WHAT IS NEEDED: If a line of the data below holds the word "content", list it.

____ RECORDS SHOWN

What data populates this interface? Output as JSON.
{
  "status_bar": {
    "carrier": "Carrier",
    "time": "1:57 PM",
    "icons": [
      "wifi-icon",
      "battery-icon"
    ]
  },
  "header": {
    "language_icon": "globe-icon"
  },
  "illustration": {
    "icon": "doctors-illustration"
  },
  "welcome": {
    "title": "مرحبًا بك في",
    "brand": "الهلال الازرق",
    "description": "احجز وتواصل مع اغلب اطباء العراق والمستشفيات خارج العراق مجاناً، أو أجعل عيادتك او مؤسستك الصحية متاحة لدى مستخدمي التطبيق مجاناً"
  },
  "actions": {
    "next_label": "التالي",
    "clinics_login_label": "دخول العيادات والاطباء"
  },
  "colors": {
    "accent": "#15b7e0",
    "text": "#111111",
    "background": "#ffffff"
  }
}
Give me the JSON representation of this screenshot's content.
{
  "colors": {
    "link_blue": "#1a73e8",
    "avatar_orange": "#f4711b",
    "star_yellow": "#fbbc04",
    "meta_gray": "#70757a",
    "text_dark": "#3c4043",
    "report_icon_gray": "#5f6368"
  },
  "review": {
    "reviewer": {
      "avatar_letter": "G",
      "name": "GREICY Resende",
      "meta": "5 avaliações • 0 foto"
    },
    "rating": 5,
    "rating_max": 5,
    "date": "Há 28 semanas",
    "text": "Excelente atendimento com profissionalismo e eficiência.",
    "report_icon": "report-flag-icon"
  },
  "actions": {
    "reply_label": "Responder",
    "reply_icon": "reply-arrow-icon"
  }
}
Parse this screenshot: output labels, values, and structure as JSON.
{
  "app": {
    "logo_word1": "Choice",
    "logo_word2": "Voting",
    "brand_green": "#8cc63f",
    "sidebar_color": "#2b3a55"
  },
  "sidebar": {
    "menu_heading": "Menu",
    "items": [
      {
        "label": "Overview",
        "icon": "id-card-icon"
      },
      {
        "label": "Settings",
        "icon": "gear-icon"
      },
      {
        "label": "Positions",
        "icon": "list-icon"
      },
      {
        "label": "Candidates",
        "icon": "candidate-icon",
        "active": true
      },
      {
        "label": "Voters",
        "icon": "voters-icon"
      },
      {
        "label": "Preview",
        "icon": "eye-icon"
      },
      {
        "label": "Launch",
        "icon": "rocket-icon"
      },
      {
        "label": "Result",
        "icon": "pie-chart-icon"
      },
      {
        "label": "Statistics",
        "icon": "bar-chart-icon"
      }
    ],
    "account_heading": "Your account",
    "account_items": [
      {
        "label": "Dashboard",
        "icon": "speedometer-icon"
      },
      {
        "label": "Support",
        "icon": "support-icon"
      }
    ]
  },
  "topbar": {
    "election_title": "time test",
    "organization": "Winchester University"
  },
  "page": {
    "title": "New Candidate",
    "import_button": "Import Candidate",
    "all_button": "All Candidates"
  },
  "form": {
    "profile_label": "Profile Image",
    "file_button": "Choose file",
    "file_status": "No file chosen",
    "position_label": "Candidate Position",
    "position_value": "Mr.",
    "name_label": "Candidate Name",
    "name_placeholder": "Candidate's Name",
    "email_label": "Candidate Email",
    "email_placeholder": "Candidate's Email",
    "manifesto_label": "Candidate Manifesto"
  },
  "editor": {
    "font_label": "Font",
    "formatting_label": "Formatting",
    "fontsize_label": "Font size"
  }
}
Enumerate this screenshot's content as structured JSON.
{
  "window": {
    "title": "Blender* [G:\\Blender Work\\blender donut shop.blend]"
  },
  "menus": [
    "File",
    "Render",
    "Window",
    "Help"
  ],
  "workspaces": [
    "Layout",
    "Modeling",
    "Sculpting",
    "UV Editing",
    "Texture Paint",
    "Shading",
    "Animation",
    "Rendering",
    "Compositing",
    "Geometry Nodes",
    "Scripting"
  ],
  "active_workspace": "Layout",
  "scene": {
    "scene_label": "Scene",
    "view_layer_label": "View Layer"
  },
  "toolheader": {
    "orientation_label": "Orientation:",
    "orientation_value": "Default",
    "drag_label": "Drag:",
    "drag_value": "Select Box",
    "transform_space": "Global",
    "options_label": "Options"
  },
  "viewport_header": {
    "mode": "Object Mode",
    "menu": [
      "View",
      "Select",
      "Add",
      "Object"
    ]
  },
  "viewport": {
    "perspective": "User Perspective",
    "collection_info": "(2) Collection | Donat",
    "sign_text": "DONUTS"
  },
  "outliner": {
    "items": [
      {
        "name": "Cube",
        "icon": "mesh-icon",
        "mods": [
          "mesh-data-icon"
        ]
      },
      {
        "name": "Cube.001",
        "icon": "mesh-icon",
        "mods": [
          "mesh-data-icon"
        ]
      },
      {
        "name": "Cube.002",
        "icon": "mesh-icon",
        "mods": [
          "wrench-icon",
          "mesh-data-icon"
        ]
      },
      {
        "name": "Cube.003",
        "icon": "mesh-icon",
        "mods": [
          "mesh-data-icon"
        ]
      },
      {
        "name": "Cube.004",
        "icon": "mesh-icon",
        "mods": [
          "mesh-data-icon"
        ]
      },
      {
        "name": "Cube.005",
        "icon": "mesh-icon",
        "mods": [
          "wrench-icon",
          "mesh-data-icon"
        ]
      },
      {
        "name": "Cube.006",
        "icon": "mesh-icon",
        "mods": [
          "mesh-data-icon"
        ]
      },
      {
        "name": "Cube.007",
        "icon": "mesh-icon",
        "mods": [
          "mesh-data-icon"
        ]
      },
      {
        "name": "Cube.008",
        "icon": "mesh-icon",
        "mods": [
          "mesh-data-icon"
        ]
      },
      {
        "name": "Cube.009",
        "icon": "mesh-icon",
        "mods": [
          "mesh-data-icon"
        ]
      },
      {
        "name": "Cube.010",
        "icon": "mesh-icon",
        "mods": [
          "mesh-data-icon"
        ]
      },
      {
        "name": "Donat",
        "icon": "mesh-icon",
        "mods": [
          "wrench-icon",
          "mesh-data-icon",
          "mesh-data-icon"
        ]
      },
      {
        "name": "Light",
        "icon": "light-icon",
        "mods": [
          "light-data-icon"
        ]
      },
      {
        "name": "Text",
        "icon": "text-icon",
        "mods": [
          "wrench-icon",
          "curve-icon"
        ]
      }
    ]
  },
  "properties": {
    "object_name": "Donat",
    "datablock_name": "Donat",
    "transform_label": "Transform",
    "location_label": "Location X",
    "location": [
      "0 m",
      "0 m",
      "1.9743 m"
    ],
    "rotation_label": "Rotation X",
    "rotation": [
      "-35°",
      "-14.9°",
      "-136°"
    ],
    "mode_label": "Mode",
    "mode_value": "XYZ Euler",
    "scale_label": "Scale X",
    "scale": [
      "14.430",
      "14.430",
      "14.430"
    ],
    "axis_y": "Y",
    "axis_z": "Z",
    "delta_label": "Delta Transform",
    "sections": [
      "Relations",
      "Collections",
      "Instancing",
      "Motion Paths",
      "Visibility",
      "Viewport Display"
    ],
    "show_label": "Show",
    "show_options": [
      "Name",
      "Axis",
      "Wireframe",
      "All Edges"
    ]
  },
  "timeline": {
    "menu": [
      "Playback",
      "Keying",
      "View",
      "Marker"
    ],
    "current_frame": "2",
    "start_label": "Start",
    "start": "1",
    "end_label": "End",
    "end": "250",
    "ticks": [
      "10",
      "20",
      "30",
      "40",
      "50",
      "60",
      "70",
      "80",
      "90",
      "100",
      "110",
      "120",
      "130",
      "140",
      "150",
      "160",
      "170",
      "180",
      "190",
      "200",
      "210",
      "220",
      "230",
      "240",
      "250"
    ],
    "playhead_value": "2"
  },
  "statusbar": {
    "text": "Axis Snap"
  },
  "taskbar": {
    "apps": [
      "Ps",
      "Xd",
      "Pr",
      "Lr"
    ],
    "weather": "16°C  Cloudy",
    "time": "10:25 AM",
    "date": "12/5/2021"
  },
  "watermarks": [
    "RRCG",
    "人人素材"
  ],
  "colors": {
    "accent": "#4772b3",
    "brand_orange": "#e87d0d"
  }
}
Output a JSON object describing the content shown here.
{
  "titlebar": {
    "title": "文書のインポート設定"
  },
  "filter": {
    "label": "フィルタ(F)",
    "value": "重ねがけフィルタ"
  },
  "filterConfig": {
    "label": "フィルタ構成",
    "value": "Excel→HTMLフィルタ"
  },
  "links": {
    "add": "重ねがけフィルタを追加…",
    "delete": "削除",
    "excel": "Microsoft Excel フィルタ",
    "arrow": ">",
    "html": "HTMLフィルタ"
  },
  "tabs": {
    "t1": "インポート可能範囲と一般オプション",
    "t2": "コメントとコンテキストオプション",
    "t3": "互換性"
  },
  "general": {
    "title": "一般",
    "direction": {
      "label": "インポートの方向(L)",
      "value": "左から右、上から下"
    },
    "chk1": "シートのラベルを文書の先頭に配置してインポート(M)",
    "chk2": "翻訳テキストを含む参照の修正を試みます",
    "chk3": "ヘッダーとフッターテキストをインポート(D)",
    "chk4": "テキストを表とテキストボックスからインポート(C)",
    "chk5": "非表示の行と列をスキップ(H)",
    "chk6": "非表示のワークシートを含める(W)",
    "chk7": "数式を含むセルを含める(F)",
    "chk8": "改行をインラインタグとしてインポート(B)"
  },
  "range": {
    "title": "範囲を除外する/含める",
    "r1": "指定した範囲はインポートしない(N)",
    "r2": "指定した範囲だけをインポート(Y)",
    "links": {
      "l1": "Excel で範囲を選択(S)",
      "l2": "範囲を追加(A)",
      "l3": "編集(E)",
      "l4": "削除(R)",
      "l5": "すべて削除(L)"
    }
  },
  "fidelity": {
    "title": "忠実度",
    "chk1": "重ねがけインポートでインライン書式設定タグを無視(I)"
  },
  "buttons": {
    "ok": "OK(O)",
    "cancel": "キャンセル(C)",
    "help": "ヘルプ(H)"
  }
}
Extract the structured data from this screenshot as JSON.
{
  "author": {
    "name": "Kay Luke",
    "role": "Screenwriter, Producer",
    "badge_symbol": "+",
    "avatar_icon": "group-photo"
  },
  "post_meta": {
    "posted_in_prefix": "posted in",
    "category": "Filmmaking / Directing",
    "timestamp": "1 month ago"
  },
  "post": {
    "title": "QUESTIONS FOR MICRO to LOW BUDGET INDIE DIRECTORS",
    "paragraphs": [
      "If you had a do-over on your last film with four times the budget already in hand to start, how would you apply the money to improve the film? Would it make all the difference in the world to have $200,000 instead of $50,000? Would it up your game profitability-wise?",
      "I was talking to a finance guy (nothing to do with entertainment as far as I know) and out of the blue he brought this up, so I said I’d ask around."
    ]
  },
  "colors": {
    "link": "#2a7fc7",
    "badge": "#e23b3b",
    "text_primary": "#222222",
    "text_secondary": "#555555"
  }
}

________

TASK RESULT:
Give me the JSON representation of this screenshot's content.
Enumerate this screenshot's content as structured JSON.
Output a JSON object describing the content shown here.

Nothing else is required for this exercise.